WHAT YOU HAVE TO DO: Check each line of the listing below for the string "Spooler", and give only how many lines hold it.

SOURCE RECORDS:

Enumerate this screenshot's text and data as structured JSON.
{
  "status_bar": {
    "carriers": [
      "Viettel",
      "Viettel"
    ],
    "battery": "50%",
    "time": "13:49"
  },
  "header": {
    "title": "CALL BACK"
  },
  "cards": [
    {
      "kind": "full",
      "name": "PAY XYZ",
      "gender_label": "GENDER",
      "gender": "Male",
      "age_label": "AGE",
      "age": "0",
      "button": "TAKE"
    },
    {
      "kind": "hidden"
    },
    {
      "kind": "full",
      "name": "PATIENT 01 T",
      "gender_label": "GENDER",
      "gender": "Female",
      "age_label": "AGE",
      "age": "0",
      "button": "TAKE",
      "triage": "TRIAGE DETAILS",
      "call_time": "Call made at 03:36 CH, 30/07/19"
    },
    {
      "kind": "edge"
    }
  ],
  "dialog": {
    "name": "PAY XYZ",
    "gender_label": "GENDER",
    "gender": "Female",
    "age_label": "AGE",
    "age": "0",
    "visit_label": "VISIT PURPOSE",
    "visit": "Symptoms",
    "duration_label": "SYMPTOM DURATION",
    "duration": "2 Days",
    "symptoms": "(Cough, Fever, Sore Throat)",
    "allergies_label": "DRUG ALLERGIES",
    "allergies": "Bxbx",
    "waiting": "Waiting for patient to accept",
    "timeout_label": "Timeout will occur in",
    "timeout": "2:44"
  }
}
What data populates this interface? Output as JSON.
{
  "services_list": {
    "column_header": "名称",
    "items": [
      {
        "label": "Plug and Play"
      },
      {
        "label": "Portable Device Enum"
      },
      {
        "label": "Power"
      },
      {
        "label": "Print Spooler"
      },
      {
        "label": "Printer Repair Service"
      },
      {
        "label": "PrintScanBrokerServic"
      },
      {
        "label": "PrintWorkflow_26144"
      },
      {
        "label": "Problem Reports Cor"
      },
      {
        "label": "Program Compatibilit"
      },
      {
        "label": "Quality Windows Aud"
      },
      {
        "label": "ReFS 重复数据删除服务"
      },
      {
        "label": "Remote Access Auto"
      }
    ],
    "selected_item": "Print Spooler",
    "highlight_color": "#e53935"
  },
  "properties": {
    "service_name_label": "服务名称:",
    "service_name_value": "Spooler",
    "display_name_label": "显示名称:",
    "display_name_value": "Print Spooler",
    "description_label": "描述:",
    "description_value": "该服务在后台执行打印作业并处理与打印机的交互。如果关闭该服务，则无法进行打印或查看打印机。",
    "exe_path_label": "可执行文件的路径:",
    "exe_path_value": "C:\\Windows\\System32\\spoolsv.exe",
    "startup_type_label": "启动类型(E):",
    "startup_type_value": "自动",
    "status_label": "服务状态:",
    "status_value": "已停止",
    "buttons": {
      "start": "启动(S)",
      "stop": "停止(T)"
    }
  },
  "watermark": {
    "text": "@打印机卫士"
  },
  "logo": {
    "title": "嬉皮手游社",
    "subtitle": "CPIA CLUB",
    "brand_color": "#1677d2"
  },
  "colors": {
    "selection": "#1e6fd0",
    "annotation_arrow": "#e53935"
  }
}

RESULT: 4